Coast Shelter executive Mr Laurie Maher said he was not surprised when recently released surveys by the Australian Institute of Health and Welfare indicated an increase by 20% in chronic homelessness.

“This is not surprising,” said Maher. “It confirms what we, at Coast Shelter, know from experience, but it’s good to have research confirm our assessment,” he added. Unfortunately , homelessness has increased significantly over recent years. This is in spite of the efforts of the Specialist Homelessness Services which try to prevent those most at risk of losing their housing, falling into homelessness. Other recent research has indicated that those experiencing homelessness have a much shorter life expectancy than that of the general population. “The fact that chronically homeless people have a life expectancy of more than 30 years less than the general population is quite disturbing,” Maher said. “Coast Shelter has an aspirational vision of ending homelessness on the Central Coast, however, until such times as we have a much greater supply of affordable housing, we can only expect that the problem will get worse,” Maher added.
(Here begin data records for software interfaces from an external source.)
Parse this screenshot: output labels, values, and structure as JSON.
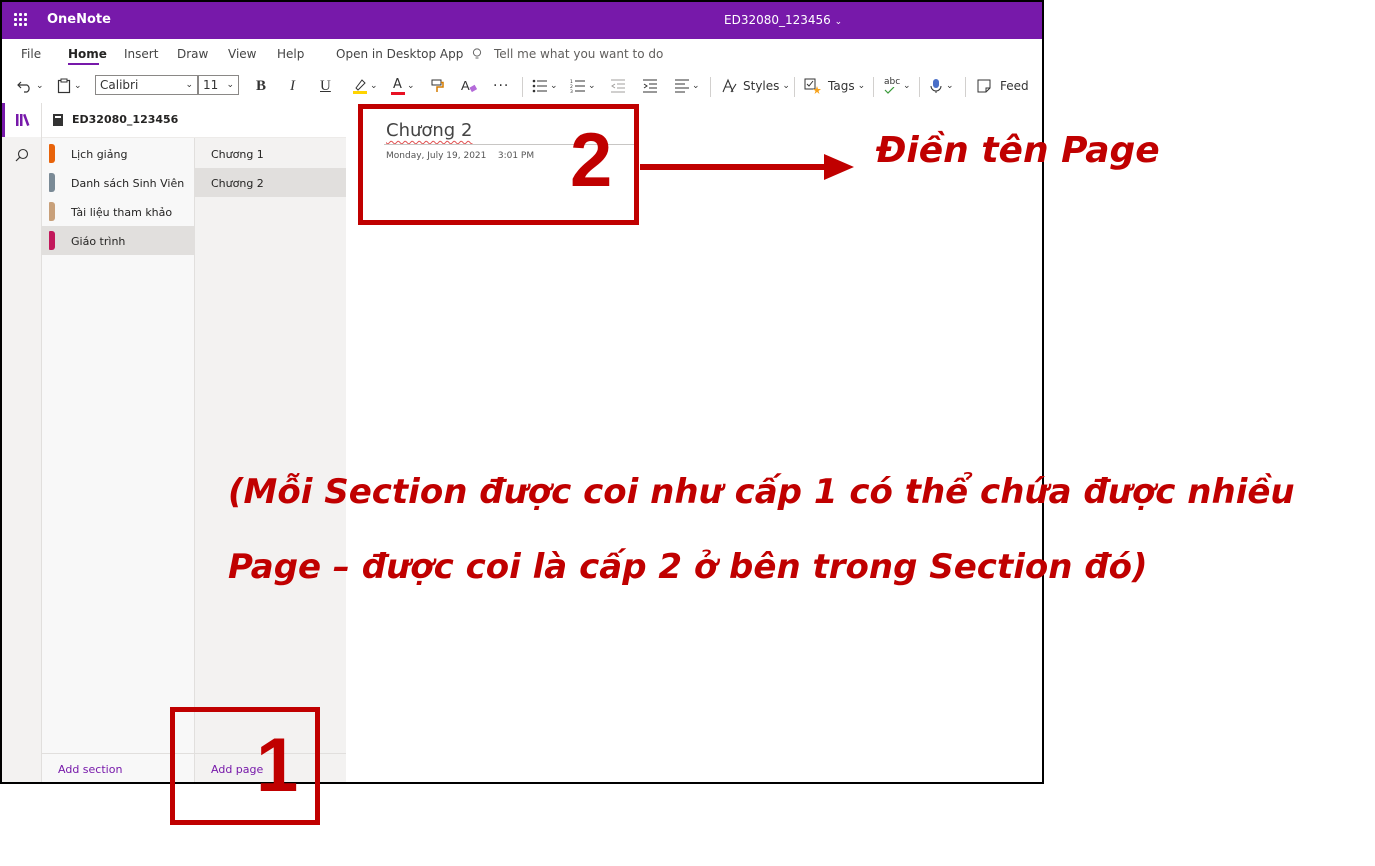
{
  "app": {
    "name": "OneNote",
    "notebook_title": "ED32080_123456"
  },
  "menu": {
    "tabs": [
      "File",
      "Home",
      "Insert",
      "Draw",
      "View",
      "Help"
    ],
    "open_desktop": "Open in Desktop App",
    "tell_me_placeholder": "Tell me what you want to do"
  },
  "toolbar": {
    "font_name": "Calibri",
    "font_size": "11",
    "bold": "B",
    "italic": "I",
    "underline": "U",
    "font_color_glyph": "A",
    "more": "···",
    "styles": "Styles",
    "tags": "Tags",
    "spell": "abc",
    "feed": "Feed"
  },
  "navigator": {
    "notebook": "ED32080_123456",
    "sections": [
      {
        "label": "Lịch giảng",
        "color": "#e8630a"
      },
      {
        "label": "Danh sách Sinh Viên",
        "color": "#7a8a96"
      },
      {
        "label": "Tài liệu tham khảo",
        "color": "#c8a07a"
      },
      {
        "label": "Giáo trình",
        "color": "#c2185b"
      }
    ],
    "pages": [
      "Chương 1",
      "Chương 2"
    ],
    "add_section": "Add section",
    "add_page": "Add page"
  },
  "canvas": {
    "page_title": "Chương 2",
    "date": "Monday, July 19, 2021",
    "time": "3:01 PM"
  },
  "annotations": {
    "number_1": "1",
    "number_2": "2",
    "label_page": "Điền tên Page",
    "note_line1": "(Mỗi Section được coi như cấp 1 có thể chứa được nhiều",
    "note_line2": "Page – được coi là cấp 2 ở bên trong Section đó)",
    "color": "#c00000"
  },
  "colors": {
    "brand": "#7719aa",
    "accent_red": "#c00000"
  }
}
In the past year, Coast Shelter has provided more than 50,000 free meals and more than 50,000 days of crisis accommodation. Maher said that while concern for our fellow citizens is the driving force behind Coast Shelter programs, there are sound economic reasons why we should, as a community, address the issue of homelessness. Research by the Australian Housing and Research Institute found that the average cost of health and justice services for a homeless person is $15,718 per year, compared to the cost of $1,690 per person per year for the general community and the same research estimates that Homelessness Services save the Government $29,450 per homeless person per year. At the same time, this research investigated what homeless people thought about their life and found that 31% said they would be sleeping on the streets, 17% expected to have mental and emotional issues, 11% said they would have health problems, while 10% said that, if they continued to be homeless, they would die.

Media release, 9 Oct 2014
Laurie Maher,
Coast Shelter